_Recorded data_.
++++++
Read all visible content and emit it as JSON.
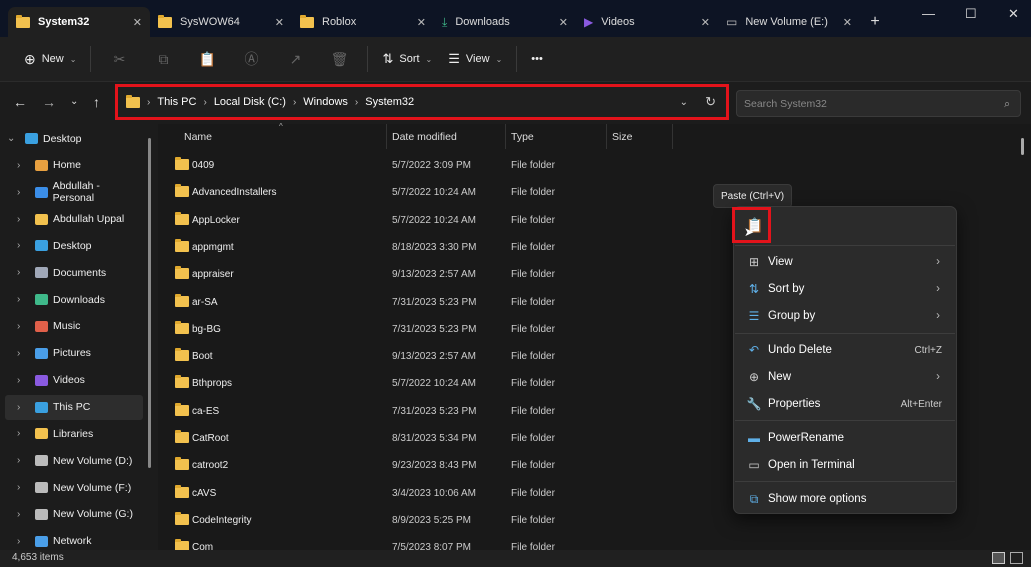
{
  "tabs": [
    {
      "label": "System32",
      "icon": "folder"
    },
    {
      "label": "SysWOW64",
      "icon": "folder"
    },
    {
      "label": "Roblox",
      "icon": "folder"
    },
    {
      "label": "Downloads",
      "icon": "download"
    },
    {
      "label": "Videos",
      "icon": "video"
    },
    {
      "label": "New Volume (E:)",
      "icon": "drive"
    }
  ],
  "toolbar": {
    "new": "New",
    "sort": "Sort",
    "view": "View",
    "more": "•••"
  },
  "breadcrumb": [
    "This PC",
    "Local Disk (C:)",
    "Windows",
    "System32"
  ],
  "search": {
    "placeholder": "Search System32"
  },
  "sidebar": [
    {
      "label": "Desktop",
      "color": "#3aa0e0",
      "top": true
    },
    {
      "label": "Home",
      "color": "#e8a040"
    },
    {
      "label": "Abdullah - Personal",
      "color": "#3b8ee8"
    },
    {
      "label": "Abdullah Uppal",
      "color": "#f2c14e"
    },
    {
      "label": "Desktop",
      "color": "#3aa0e0"
    },
    {
      "label": "Documents",
      "color": "#a0a8b8"
    },
    {
      "label": "Downloads",
      "color": "#3fb98a"
    },
    {
      "label": "Music",
      "color": "#e0604a"
    },
    {
      "label": "Pictures",
      "color": "#4a9ee8"
    },
    {
      "label": "Videos",
      "color": "#8a5ae0"
    },
    {
      "label": "This PC",
      "color": "#3aa0e0",
      "selected": true
    },
    {
      "label": "Libraries",
      "color": "#f2c14e"
    },
    {
      "label": "New Volume (D:)",
      "color": "#bbbbbb"
    },
    {
      "label": "New Volume (F:)",
      "color": "#bbbbbb"
    },
    {
      "label": "New Volume (G:)",
      "color": "#bbbbbb"
    },
    {
      "label": "Network",
      "color": "#4a9ee8"
    }
  ],
  "columns": {
    "name": "Name",
    "date": "Date modified",
    "type": "Type",
    "size": "Size"
  },
  "files": [
    {
      "name": "0409",
      "date": "5/7/2022 3:09 PM",
      "type": "File folder"
    },
    {
      "name": "AdvancedInstallers",
      "date": "5/7/2022 10:24 AM",
      "type": "File folder"
    },
    {
      "name": "AppLocker",
      "date": "5/7/2022 10:24 AM",
      "type": "File folder"
    },
    {
      "name": "appmgmt",
      "date": "8/18/2023 3:30 PM",
      "type": "File folder"
    },
    {
      "name": "appraiser",
      "date": "9/13/2023 2:57 AM",
      "type": "File folder"
    },
    {
      "name": "ar-SA",
      "date": "7/31/2023 5:23 PM",
      "type": "File folder"
    },
    {
      "name": "bg-BG",
      "date": "7/31/2023 5:23 PM",
      "type": "File folder"
    },
    {
      "name": "Boot",
      "date": "9/13/2023 2:57 AM",
      "type": "File folder"
    },
    {
      "name": "Bthprops",
      "date": "5/7/2022 10:24 AM",
      "type": "File folder"
    },
    {
      "name": "ca-ES",
      "date": "7/31/2023 5:23 PM",
      "type": "File folder"
    },
    {
      "name": "CatRoot",
      "date": "8/31/2023 5:34 PM",
      "type": "File folder"
    },
    {
      "name": "catroot2",
      "date": "9/23/2023 8:43 PM",
      "type": "File folder"
    },
    {
      "name": "cAVS",
      "date": "3/4/2023 10:06 AM",
      "type": "File folder"
    },
    {
      "name": "CodeIntegrity",
      "date": "8/9/2023 5:25 PM",
      "type": "File folder"
    },
    {
      "name": "Com",
      "date": "7/5/2023 8:07 PM",
      "type": "File folder"
    }
  ],
  "status": "4,653 items",
  "tooltip": "Paste (Ctrl+V)",
  "menu": [
    {
      "label": "View",
      "icon": "⊞",
      "sub": true,
      "name": "view"
    },
    {
      "label": "Sort by",
      "icon": "⇅",
      "sub": true,
      "name": "sort-by"
    },
    {
      "label": "Group by",
      "icon": "☰",
      "sub": true,
      "name": "group-by"
    },
    {
      "label": "Undo Delete",
      "icon": "↶",
      "shortcut": "Ctrl+Z",
      "name": "undo-delete"
    },
    {
      "label": "New",
      "icon": "⊕",
      "sub": true,
      "name": "new"
    },
    {
      "label": "Properties",
      "icon": "🔧",
      "shortcut": "Alt+Enter",
      "name": "properties"
    },
    {
      "label": "PowerRename",
      "icon": "▬",
      "name": "powerrename"
    },
    {
      "label": "Open in Terminal",
      "icon": "▭",
      "name": "open-in-terminal"
    },
    {
      "label": "Show more options",
      "icon": "⧉",
      "name": "show-more-options"
    }
  ],
  "accent": "#e3131b"
}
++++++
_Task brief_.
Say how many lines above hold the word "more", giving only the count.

_Answer below_.
3